**YOUR ASSIGNMENT:** Copy the data below. Keep every line exactly as it is.

━━ MATERIAL SHOWN ━━

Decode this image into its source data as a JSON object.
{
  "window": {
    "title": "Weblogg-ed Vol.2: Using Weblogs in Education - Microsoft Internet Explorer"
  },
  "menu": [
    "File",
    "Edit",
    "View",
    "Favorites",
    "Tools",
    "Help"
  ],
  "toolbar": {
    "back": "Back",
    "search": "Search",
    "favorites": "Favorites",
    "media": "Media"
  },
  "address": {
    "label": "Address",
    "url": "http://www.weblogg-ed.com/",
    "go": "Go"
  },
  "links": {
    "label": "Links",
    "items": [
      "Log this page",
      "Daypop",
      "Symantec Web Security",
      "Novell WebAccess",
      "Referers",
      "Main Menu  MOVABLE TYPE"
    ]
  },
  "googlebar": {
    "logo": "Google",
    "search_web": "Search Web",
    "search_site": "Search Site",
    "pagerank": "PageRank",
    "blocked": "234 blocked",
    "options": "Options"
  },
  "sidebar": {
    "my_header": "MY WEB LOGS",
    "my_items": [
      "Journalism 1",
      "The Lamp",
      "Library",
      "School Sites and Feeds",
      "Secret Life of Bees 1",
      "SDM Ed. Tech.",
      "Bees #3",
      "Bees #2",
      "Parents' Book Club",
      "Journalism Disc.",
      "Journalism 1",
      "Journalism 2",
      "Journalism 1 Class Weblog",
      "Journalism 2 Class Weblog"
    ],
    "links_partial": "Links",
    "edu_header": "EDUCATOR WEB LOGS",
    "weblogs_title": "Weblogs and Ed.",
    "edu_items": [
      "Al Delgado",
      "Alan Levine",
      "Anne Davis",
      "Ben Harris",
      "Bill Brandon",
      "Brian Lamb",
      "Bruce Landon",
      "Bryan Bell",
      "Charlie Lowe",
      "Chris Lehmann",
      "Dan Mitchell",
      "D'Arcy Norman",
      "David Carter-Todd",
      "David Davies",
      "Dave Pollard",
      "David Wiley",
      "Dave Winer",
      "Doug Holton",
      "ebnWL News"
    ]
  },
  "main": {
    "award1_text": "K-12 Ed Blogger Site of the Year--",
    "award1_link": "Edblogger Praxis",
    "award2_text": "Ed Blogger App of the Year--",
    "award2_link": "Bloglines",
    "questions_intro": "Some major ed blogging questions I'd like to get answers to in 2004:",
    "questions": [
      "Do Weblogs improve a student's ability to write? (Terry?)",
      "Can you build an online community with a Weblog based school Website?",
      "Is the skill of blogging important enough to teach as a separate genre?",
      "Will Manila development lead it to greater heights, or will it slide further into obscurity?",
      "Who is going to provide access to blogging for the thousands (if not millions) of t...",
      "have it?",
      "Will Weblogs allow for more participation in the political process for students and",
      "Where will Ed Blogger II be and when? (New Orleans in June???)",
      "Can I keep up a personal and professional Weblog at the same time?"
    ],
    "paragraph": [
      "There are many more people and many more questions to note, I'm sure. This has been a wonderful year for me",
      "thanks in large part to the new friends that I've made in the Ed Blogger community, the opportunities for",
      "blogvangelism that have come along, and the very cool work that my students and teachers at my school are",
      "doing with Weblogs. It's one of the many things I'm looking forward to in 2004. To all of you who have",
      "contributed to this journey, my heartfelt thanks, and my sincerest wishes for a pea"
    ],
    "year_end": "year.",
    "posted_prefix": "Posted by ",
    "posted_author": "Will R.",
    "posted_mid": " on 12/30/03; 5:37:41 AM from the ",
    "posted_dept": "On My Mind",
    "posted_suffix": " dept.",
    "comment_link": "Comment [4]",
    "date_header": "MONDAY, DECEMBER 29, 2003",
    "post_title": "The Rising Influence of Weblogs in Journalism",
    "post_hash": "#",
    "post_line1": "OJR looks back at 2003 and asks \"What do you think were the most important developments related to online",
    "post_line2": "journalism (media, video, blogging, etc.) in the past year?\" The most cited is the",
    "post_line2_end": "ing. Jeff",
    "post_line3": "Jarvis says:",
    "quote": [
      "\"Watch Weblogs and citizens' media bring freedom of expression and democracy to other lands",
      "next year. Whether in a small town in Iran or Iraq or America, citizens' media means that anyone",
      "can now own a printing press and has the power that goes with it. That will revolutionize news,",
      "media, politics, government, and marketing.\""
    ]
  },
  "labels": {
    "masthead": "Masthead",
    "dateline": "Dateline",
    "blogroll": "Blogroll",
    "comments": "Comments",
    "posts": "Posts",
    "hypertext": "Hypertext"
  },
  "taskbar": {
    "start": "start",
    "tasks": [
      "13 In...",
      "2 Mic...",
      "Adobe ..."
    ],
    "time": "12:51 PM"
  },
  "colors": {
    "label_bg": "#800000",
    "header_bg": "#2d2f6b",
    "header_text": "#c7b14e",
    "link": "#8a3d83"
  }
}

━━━

**WRITTEN RESPONSE:**
Decode this image into its source data as a JSON object.
{
  "window": {
    "title": "Weblogg-ed Vol.2: Using Weblogs in Education - Microsoft Internet Explorer"
  },
  "menu": [
    "File",
    "Edit",
    "View",
    "Favorites",
    "Tools",
    "Help"
  ],
  "toolbar": {
    "back": "Back",
    "search": "Search",
    "favorites": "Favorites",
    "media": "Media"
  },
  "address": {
    "label": "Address",
    "url": "http://www.weblogg-ed.com/",
    "go": "Go"
  },
  "links": {
    "label": "Links",
    "items": [
      "Log this page",
      "Daypop",
      "Symantec Web Security",
      "Novell WebAccess",
      "Referers",
      "Main Menu  MOVABLE TYPE"
    ]
  },
  "googlebar": {
    "logo": "Google",
    "search_web": "Search Web",
    "search_site": "Search Site",
    "pagerank": "PageRank",
    "blocked": "234 blocked",
    "options": "Options"
  },
  "sidebar": {
    "my_header": "MY WEB LOGS",
    "my_items": [
      "Journalism 1",
      "The Lamp",
      "Library",
      "School Sites and Feeds",
      "Secret Life of Bees 1",
      "SDM Ed. Tech.",
      "Bees #3",
      "Bees #2",
      "Parents' Book Club",
      "Journalism Disc.",
      "Journalism 1",
      "Journalism 2",
      "Journalism 1 Class Weblog",
      "Journalism 2 Class Weblog"
    ],
    "links_partial": "Links",
    "edu_header": "EDUCATOR WEB LOGS",
    "weblogs_title": "Weblogs and Ed.",
    "edu_items": [
      "Al Delgado",
      "Alan Levine",
      "Anne Davis",
      "Ben Harris",
      "Bill Brandon",
      "Brian Lamb",
      "Bruce Landon",
      "Bryan Bell",
      "Charlie Lowe",
      "Chris Lehmann",
      "Dan Mitchell",
      "D'Arcy Norman",
      "David Carter-Todd",
      "David Davies",
      "Dave Pollard",
      "David Wiley",
      "Dave Winer",
      "Doug Holton",
      "ebnWL News"
    ]
  },
  "main": {
    "award1_text": "K-12 Ed Blogger Site of the Year--",
    "award1_link": "Edblogger Praxis",
    "award2_text": "Ed Blogger App of the Year--",
    "award2_link": "Bloglines",
    "questions_intro": "Some major ed blogging questions I'd like to get answers to in 2004:",
    "questions": [
      "Do Weblogs improve a student's ability to write? (Terry?)",
      "Can you build an online community with a Weblog based school Website?",
      "Is the skill of blogging important enough to teach as a separate genre?",
      "Will Manila development lead it to greater heights, or will it slide further into obscurity?",
      "Who is going to provide access to blogging for the thousands (if not millions) of t...",
      "have it?",
      "Will Weblogs allow for more participation in the political process for students and",
      "Where will Ed Blogger II be and when? (New Orleans in June???)",
      "Can I keep up a personal and professional Weblog at the same time?"
    ],
    "paragraph": [
      "There are many more people and many more questions to note, I'm sure. This has been a wonderful year for me",
      "thanks in large part to the new friends that I've made in the Ed Blogger community, the opportunities for",
      "blogvangelism that have come along, and the very cool work that my students and teachers at my school are",
      "doing with Weblogs. It's one of the many things I'm looking forward to in 2004. To all of you who have",
      "contributed to this journey, my heartfelt thanks, and my sincerest wishes for a pea"
    ],
    "year_end": "year.",
    "posted_prefix": "Posted by ",
    "posted_author": "Will R.",
    "posted_mid": " on 12/30/03; 5:37:41 AM from the ",
    "posted_dept": "On My Mind",
    "posted_suffix": " dept.",
    "comment_link": "Comment [4]",
    "date_header": "MONDAY, DECEMBER 29, 2003",
    "post_title": "The Rising Influence of Weblogs in Journalism",
    "post_hash": "#",
    "post_line1": "OJR looks back at 2003 and asks \"What do you think were the most important developments related to online",
    "post_line2": "journalism (media, video, blogging, etc.) in the past year?\" The most cited is the",
    "post_line2_end": "ing. Jeff",
    "post_line3": "Jarvis says:",
    "quote": [
      "\"Watch Weblogs and citizens' media bring freedom of expression and democracy to other lands",
      "next year. Whether in a small town in Iran or Iraq or America, citizens' media means that anyone",
      "can now own a printing press and has the power that goes with it. That will revolutionize news,",
      "media, politics, government, and marketing.\""
    ]
  },
  "labels": {
    "masthead": "Masthead",
    "dateline": "Dateline",
    "blogroll": "Blogroll",
    "comments": "Comments",
    "posts": "Posts",
    "hypertext": "Hypertext"
  },
  "taskbar": {
    "start": "start",
    "tasks": [
      "13 In...",
      "2 Mic...",
      "Adobe ..."
    ],
    "time": "12:51 PM"
  },
  "colors": {
    "label_bg": "#800000",
    "header_bg": "#2d2f6b",
    "header_text": "#c7b14e",
    "link": "#8a3d83"
  }
}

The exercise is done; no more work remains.